• [What is required]: Look through the material below for "Properties". Copy every line that contains it.

• [Exercise material]:
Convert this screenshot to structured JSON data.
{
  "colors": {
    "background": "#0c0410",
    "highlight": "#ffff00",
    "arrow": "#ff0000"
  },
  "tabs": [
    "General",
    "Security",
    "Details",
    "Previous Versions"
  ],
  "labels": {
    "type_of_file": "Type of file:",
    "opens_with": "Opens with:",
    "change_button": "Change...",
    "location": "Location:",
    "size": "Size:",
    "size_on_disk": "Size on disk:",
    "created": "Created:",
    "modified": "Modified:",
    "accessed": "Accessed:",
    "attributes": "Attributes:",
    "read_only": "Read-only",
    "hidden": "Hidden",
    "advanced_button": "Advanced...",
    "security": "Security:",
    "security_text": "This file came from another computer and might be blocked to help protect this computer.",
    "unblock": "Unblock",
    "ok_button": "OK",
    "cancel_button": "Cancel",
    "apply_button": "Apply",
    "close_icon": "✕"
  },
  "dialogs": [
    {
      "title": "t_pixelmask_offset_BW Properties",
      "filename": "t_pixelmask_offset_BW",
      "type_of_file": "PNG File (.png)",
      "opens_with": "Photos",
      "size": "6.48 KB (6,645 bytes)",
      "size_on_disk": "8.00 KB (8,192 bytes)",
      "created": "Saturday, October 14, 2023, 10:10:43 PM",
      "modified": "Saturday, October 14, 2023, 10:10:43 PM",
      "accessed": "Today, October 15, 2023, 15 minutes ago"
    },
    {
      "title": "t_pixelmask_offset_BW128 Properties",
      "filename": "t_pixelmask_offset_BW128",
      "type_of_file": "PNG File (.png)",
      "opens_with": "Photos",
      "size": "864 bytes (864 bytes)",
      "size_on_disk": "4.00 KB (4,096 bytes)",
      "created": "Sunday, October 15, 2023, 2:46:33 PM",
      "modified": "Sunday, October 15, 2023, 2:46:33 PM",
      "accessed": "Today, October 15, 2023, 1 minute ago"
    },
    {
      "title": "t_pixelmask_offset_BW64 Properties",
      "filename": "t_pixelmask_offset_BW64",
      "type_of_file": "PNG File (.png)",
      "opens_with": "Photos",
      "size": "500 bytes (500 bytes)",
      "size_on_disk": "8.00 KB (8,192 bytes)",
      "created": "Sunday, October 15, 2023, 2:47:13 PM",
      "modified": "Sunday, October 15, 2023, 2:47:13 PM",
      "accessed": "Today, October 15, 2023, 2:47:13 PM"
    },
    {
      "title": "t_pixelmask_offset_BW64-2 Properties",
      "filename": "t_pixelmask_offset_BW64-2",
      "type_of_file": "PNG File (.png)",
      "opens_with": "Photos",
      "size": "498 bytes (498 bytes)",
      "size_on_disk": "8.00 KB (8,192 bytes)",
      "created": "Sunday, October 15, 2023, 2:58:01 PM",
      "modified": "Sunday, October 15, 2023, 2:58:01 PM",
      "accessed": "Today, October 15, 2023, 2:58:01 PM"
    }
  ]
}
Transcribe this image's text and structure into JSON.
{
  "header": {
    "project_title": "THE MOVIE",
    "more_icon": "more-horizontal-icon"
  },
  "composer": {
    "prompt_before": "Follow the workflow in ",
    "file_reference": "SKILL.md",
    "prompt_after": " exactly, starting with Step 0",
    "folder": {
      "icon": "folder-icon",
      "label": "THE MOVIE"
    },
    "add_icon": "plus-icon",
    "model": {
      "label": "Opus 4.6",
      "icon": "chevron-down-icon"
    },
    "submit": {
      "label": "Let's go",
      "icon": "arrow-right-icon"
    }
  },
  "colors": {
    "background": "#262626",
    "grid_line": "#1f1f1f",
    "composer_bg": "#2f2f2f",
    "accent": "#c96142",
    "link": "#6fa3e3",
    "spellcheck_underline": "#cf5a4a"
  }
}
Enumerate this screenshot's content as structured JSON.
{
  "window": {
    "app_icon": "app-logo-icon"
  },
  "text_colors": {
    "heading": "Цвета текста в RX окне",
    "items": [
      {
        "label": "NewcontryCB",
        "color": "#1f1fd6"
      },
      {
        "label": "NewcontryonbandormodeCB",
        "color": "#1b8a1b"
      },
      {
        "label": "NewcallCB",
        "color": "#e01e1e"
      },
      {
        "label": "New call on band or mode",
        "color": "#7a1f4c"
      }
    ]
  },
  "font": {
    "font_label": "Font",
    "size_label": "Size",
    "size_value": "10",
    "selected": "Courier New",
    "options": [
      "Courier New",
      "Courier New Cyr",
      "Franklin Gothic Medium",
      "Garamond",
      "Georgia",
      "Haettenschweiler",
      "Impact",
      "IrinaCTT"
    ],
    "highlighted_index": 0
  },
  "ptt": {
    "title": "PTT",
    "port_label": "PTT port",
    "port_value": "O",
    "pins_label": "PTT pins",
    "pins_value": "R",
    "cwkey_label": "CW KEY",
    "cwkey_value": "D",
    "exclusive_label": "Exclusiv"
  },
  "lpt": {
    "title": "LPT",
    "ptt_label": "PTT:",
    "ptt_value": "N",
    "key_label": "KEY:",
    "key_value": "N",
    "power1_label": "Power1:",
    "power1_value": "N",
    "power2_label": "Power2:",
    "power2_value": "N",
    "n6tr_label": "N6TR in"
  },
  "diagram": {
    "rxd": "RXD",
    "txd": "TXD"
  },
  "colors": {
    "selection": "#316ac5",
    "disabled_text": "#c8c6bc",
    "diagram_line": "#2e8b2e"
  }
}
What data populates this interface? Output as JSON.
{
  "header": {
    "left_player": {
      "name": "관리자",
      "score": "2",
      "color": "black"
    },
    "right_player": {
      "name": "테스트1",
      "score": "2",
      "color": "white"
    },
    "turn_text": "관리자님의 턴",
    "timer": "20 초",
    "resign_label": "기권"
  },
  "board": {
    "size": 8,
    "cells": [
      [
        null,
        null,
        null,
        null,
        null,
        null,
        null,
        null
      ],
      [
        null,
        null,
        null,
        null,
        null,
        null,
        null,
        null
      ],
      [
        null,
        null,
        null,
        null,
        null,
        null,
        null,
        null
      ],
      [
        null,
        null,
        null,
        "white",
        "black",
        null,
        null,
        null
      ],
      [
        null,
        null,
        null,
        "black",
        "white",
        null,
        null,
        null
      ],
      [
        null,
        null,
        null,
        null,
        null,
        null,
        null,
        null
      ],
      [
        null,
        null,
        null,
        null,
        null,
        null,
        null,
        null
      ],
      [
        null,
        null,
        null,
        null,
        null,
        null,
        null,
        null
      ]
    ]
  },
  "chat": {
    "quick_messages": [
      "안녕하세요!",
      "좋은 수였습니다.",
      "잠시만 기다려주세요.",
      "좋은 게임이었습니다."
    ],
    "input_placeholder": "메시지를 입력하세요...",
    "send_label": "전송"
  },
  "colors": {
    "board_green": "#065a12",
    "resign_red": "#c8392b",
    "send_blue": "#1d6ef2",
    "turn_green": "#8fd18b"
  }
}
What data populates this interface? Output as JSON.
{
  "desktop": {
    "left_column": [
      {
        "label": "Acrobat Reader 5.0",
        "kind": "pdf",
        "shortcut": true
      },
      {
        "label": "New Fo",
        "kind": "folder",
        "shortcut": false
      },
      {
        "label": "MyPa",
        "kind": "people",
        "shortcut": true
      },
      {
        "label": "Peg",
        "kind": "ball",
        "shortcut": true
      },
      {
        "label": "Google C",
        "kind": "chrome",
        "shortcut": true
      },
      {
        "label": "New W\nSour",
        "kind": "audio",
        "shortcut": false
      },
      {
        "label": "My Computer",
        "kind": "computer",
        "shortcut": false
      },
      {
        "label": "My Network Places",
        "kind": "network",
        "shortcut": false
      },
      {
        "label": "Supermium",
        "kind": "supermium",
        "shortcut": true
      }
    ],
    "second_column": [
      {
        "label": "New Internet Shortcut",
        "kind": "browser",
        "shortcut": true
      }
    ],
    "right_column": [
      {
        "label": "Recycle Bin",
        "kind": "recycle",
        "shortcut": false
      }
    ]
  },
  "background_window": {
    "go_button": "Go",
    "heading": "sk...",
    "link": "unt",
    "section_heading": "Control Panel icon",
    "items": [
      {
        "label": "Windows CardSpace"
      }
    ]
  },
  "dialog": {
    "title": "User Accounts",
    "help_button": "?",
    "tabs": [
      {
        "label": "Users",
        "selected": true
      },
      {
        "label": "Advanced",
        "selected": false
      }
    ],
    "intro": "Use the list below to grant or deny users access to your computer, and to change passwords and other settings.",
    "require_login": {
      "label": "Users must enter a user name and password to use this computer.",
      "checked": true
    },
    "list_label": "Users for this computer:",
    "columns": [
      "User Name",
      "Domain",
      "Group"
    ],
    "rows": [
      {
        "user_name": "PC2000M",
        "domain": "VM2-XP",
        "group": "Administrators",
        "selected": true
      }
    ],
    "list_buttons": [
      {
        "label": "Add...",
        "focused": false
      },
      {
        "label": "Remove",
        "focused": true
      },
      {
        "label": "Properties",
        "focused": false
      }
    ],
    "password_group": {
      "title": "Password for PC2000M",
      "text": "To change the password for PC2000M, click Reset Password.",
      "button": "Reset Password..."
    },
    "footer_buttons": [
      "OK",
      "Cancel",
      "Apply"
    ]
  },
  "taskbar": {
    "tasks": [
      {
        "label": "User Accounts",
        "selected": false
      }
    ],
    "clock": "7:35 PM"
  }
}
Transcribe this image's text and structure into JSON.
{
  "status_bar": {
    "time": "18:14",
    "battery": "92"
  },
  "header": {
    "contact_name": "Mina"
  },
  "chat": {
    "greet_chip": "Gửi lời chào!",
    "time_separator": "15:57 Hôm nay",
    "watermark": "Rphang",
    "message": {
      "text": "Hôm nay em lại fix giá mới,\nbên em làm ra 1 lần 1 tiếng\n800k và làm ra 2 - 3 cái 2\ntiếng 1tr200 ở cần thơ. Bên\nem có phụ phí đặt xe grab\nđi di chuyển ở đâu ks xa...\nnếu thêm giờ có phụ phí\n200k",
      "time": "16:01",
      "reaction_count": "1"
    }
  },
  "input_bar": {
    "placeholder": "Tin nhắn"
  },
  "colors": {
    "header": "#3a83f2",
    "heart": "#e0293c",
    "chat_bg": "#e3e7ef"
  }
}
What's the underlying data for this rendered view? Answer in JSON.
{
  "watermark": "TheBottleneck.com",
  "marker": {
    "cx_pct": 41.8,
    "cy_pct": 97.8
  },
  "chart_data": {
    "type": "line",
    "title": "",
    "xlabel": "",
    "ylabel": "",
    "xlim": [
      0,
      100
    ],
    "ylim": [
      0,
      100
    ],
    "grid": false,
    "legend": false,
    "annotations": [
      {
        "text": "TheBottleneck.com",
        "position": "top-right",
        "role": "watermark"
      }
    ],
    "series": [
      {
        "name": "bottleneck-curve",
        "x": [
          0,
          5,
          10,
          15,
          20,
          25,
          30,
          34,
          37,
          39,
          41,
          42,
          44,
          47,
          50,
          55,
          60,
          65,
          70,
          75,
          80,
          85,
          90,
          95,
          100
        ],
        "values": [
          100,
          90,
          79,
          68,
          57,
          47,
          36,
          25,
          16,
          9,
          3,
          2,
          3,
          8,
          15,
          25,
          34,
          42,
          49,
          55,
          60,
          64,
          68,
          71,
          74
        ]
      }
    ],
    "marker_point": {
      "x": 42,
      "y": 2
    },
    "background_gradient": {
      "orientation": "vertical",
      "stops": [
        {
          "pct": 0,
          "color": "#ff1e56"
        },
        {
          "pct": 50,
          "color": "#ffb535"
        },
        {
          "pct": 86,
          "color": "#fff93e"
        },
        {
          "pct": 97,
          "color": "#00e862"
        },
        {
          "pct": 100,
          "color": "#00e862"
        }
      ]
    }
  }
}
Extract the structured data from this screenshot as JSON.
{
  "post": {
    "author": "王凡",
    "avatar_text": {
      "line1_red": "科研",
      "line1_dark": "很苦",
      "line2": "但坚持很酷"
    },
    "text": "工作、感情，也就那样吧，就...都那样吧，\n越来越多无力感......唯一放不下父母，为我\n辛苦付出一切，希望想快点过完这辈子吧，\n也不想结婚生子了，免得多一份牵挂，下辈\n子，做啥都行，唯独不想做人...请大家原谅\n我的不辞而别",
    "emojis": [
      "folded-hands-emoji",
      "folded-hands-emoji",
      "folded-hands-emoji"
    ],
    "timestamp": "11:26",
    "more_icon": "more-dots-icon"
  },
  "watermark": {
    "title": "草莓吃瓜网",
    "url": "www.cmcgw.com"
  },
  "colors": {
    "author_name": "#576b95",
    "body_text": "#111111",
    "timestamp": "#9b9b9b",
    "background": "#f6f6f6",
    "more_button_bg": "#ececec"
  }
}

• [Result for this exercise]:
      "title": "t_pixelmask_offset_BW Properties",
      "title": "t_pixelmask_offset_BW128 Properties",
      "title": "t_pixelmask_offset_BW64 Properties",
      "title": "t_pixelmask_offset_BW64-2 Properties",
        "label": "Properties",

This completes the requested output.